> Exercise directions:
Records follow. Copy every line with "Subcommittee".

-------- Data to process --------

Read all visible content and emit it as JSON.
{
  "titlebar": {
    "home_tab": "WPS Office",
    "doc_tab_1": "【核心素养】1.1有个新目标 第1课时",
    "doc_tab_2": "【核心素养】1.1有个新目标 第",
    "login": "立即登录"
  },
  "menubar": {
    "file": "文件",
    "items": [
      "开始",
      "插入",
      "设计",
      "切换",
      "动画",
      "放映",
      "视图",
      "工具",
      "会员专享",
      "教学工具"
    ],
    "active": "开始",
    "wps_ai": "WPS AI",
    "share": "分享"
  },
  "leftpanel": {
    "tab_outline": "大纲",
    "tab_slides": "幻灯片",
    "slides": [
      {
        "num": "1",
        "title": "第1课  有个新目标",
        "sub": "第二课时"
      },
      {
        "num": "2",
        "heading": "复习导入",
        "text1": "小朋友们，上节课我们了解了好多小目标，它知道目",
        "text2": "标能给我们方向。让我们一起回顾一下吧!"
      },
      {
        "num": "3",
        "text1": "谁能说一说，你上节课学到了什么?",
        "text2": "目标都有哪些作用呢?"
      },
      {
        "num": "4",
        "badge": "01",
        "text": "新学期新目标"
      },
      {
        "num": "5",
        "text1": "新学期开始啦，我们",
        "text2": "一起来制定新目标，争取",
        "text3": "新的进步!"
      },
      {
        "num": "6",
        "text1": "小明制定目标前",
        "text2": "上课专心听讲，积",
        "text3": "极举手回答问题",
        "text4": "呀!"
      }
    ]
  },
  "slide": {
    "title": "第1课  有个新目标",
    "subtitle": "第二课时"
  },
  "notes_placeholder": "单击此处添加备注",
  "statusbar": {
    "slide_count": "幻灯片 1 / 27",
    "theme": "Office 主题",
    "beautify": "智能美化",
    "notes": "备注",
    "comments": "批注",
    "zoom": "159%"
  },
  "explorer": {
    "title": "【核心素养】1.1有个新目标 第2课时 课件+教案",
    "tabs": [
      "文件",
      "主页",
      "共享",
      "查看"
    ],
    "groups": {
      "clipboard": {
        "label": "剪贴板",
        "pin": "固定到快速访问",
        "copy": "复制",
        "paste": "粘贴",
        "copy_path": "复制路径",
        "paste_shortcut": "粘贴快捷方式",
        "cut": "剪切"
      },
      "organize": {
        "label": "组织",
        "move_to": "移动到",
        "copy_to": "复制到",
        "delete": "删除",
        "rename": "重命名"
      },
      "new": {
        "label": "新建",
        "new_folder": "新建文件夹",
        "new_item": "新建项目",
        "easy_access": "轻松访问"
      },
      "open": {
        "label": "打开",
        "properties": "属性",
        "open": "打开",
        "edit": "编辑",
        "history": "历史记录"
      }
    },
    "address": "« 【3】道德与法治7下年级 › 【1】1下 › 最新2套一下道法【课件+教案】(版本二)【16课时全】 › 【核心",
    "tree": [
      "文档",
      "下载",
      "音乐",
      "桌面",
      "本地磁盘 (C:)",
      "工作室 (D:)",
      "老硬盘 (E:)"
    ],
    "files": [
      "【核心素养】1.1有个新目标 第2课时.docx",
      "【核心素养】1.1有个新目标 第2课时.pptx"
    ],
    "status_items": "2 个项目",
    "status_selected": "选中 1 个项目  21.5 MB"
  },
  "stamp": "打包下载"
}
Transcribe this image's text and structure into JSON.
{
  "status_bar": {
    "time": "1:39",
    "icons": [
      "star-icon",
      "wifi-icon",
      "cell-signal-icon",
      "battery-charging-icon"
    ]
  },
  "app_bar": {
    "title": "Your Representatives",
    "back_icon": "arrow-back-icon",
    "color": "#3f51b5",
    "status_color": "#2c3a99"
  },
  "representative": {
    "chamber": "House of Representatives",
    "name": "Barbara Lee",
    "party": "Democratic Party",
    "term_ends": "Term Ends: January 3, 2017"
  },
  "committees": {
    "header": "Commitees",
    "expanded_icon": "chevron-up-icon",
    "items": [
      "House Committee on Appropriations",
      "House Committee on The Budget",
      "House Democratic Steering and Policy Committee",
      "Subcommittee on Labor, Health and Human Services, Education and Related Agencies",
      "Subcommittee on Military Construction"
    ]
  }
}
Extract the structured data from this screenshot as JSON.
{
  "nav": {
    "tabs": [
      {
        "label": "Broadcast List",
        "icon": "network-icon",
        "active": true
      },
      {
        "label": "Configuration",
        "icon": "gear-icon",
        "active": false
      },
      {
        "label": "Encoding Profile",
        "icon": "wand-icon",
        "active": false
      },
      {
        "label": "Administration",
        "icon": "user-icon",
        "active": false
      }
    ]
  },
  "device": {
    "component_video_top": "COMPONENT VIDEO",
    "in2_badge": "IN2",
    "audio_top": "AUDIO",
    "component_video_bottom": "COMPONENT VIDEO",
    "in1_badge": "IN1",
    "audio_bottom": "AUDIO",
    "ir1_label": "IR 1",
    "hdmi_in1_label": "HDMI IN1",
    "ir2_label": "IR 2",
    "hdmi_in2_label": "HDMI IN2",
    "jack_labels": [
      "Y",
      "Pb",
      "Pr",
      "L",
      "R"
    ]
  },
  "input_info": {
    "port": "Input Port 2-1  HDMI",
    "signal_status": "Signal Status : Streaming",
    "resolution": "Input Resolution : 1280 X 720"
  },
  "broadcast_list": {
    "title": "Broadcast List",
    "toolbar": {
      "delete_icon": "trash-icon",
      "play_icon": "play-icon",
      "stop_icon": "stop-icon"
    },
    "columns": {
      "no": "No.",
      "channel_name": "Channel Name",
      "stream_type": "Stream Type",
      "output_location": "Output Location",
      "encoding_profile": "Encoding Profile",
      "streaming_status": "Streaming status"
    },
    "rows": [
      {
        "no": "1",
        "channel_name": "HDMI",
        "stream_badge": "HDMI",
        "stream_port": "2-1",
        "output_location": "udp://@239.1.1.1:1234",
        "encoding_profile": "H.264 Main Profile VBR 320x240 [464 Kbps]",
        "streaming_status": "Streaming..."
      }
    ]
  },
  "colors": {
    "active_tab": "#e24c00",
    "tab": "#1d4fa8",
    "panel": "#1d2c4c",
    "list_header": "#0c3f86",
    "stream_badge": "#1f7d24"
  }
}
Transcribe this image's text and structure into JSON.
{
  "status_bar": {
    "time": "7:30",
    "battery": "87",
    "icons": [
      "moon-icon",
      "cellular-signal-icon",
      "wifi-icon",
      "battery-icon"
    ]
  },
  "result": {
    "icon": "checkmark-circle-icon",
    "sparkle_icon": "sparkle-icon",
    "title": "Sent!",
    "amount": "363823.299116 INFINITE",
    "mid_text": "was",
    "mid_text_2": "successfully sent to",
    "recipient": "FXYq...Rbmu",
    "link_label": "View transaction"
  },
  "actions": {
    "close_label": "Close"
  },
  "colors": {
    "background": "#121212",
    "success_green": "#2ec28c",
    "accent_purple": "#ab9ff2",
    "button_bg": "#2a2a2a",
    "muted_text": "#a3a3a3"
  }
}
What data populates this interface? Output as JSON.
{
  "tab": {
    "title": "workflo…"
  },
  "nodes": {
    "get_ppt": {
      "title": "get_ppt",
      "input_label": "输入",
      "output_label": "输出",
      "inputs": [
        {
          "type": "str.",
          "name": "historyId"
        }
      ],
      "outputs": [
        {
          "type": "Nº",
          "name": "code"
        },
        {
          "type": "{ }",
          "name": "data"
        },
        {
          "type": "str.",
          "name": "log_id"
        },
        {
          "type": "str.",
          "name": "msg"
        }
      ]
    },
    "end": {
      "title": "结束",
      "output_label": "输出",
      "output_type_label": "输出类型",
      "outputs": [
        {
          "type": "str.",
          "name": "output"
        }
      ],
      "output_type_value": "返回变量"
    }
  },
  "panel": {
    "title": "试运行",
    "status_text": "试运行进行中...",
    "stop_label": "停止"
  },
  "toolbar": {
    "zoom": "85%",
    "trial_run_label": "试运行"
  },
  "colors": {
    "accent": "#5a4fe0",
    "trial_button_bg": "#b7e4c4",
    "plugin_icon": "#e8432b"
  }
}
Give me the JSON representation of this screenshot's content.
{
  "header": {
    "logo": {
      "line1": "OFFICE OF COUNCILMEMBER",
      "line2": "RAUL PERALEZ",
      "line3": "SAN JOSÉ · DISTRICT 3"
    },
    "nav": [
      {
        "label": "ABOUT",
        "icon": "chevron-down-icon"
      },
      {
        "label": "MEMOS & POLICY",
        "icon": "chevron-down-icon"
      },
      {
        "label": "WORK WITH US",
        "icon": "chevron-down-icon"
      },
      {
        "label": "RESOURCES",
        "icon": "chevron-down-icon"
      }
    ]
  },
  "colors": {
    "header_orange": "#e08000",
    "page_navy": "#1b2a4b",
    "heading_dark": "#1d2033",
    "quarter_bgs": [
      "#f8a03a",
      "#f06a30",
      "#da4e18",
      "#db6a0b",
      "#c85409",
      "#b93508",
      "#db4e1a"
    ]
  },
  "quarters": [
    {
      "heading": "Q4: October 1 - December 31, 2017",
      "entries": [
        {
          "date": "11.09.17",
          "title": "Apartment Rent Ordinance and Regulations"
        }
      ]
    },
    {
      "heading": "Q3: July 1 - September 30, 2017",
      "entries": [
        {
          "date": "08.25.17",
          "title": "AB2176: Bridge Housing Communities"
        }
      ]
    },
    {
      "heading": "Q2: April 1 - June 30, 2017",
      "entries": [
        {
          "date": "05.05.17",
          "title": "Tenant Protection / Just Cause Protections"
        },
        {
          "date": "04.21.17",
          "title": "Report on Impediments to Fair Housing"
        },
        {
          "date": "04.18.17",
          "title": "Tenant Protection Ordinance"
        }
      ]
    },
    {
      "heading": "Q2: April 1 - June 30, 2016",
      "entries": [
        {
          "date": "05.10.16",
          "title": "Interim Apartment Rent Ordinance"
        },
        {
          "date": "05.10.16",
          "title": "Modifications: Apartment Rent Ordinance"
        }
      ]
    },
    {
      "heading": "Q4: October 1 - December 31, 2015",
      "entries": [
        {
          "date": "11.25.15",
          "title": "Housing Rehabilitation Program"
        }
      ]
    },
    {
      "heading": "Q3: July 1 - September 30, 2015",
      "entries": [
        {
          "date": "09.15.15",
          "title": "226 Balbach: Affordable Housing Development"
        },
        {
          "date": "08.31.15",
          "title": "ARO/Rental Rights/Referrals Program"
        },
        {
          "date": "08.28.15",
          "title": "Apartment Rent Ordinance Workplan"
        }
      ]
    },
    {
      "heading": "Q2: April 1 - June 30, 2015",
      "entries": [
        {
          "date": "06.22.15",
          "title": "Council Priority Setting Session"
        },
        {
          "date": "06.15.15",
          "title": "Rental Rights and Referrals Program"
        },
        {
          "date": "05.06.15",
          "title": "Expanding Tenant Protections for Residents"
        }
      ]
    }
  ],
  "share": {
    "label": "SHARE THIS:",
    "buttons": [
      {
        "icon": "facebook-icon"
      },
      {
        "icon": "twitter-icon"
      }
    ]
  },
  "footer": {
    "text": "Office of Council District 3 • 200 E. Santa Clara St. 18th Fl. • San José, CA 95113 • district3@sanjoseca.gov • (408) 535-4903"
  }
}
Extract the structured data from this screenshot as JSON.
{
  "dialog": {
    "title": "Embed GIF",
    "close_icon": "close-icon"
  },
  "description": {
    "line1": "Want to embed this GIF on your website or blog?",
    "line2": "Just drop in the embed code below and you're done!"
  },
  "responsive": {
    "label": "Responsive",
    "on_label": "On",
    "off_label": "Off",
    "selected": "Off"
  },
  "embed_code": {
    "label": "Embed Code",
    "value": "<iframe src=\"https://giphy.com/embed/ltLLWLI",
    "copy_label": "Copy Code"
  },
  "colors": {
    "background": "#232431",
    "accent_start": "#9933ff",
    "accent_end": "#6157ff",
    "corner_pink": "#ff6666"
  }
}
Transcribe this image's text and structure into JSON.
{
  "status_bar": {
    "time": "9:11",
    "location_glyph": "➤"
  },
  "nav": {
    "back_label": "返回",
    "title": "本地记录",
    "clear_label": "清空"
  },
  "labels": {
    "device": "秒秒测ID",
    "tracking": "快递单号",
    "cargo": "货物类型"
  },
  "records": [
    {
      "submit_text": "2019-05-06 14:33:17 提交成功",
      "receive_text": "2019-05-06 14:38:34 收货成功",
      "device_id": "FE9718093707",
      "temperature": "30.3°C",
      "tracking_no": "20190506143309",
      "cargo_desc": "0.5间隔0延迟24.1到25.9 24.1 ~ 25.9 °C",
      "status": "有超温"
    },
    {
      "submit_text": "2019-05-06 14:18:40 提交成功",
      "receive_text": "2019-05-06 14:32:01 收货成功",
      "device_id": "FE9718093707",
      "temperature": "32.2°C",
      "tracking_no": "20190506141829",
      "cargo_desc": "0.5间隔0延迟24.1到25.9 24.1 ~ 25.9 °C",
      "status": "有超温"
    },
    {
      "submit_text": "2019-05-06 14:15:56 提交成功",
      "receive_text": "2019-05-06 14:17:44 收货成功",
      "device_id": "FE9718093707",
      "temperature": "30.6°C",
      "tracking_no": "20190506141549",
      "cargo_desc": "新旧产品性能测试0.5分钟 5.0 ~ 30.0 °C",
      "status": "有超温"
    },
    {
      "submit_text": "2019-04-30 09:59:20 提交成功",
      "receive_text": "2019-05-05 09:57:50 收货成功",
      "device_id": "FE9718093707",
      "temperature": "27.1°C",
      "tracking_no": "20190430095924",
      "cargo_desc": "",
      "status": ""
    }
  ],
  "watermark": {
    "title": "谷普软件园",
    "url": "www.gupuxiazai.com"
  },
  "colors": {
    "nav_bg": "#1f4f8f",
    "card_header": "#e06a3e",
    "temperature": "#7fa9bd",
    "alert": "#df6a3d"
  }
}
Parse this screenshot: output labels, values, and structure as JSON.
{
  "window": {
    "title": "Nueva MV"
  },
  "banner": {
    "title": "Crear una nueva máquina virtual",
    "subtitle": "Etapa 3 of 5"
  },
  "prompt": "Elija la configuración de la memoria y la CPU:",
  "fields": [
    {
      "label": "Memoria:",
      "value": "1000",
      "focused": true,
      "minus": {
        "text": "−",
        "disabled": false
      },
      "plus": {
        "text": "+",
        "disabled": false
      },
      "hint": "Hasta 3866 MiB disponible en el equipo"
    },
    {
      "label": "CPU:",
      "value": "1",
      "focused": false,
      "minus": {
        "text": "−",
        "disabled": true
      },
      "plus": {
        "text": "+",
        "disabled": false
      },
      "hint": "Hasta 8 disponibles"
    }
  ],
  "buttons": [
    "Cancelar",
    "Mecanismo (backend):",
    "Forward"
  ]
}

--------

> Your solution:
      "Subcommittee on Labor, Health and Human Services, Education and Related Agencies",
      "Subcommittee on Military Construction"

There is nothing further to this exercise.